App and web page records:
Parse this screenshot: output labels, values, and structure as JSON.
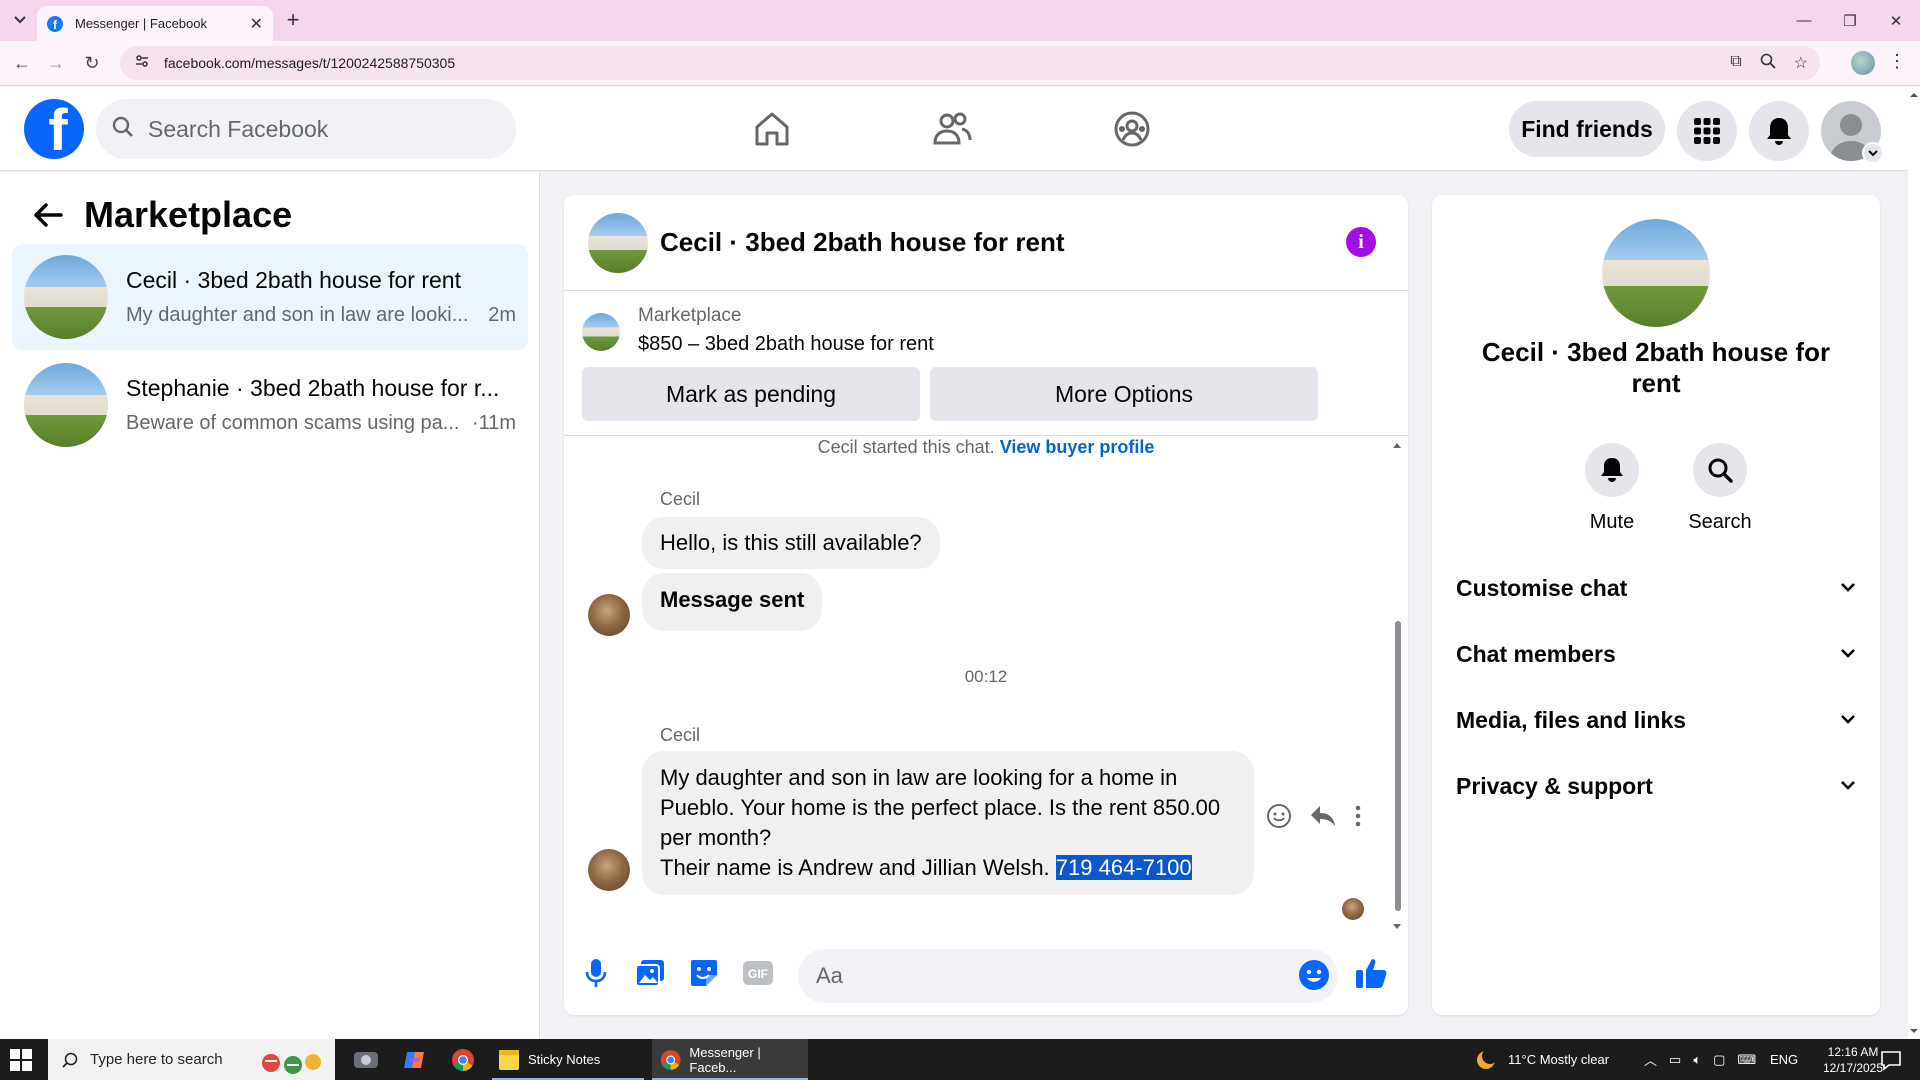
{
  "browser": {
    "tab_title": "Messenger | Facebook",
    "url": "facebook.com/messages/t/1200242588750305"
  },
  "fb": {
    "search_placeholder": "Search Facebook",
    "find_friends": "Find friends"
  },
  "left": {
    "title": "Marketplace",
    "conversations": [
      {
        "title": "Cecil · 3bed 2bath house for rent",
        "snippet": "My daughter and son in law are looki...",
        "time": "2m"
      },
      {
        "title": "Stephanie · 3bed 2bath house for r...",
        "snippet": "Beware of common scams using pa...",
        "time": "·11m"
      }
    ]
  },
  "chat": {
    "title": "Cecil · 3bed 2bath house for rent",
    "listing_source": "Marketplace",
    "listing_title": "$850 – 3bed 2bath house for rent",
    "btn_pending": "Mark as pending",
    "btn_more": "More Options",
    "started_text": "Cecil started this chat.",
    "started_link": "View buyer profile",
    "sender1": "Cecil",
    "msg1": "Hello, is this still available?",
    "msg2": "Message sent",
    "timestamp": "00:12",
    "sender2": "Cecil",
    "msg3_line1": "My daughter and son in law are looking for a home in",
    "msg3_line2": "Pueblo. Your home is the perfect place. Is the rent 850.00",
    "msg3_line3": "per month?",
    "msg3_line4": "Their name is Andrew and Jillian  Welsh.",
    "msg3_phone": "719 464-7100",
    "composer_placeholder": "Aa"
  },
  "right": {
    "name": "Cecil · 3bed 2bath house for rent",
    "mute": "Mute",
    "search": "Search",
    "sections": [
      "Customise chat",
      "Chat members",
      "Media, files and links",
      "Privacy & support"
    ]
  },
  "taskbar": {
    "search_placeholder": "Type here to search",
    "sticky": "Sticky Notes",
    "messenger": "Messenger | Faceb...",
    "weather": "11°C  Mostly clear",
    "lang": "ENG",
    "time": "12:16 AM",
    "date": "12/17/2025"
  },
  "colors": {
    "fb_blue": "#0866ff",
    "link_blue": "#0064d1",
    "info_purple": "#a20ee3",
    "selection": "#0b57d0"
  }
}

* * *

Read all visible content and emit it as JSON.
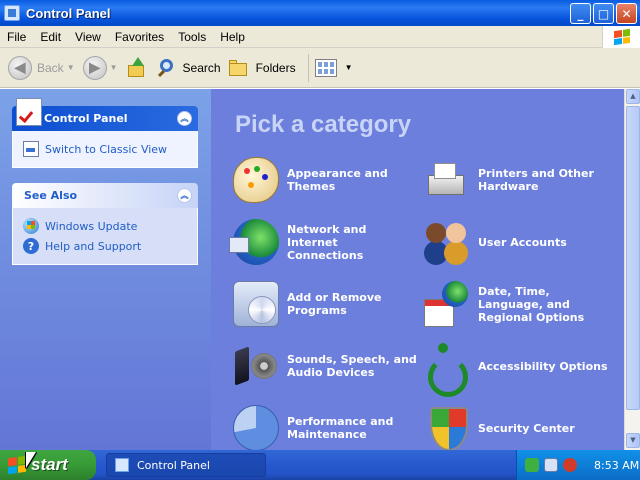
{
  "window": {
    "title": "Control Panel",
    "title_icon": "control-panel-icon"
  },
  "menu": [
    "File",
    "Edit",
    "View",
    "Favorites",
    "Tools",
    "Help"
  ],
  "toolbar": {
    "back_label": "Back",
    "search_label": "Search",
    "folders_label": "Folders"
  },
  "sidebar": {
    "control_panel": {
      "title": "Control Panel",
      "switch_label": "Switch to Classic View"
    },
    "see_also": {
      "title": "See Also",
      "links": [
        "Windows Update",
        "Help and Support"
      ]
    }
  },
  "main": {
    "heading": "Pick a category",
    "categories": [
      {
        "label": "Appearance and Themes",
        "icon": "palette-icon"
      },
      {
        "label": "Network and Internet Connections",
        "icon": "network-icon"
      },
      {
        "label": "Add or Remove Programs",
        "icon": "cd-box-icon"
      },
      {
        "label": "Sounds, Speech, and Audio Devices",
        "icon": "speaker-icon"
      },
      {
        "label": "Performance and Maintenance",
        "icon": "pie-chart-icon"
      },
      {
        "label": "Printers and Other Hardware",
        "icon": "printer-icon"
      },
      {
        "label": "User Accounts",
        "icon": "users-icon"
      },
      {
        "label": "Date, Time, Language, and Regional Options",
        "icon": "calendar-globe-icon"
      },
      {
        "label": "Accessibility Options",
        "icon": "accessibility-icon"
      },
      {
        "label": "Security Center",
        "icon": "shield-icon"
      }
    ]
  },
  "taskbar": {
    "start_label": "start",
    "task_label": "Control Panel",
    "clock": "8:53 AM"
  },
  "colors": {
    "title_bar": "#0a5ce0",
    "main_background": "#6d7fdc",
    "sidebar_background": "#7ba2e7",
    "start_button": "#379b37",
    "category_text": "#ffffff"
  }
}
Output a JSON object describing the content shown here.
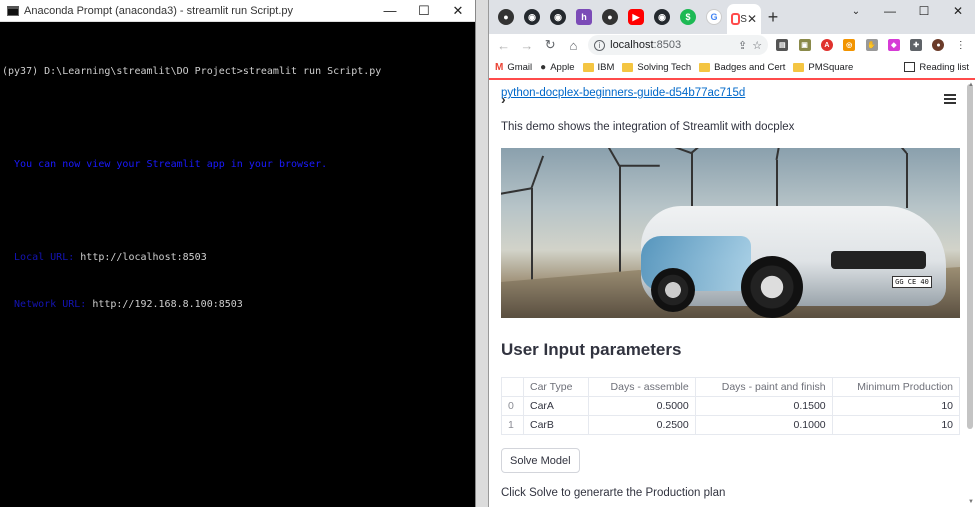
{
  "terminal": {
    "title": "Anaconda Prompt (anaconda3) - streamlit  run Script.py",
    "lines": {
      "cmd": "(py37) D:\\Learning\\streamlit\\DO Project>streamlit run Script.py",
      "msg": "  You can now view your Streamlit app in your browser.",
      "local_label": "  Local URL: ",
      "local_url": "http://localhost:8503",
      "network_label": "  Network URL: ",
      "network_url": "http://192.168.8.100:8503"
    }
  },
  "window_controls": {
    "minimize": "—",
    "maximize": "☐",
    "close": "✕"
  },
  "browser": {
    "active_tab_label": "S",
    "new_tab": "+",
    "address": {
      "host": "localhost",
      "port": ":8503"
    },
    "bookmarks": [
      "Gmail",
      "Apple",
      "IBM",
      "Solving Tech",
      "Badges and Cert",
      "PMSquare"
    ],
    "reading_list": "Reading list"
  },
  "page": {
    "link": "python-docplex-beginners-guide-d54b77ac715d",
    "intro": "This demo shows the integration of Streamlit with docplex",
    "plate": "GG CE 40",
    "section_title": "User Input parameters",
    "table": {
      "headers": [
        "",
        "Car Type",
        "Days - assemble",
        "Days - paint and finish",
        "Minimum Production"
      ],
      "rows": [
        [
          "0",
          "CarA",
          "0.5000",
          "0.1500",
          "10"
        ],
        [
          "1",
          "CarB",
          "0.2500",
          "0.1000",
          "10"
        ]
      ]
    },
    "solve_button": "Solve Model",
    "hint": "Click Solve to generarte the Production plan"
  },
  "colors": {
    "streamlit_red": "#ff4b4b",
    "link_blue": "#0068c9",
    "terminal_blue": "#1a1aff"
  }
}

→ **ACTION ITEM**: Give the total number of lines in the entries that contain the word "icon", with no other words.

→ **ANSWER**: 11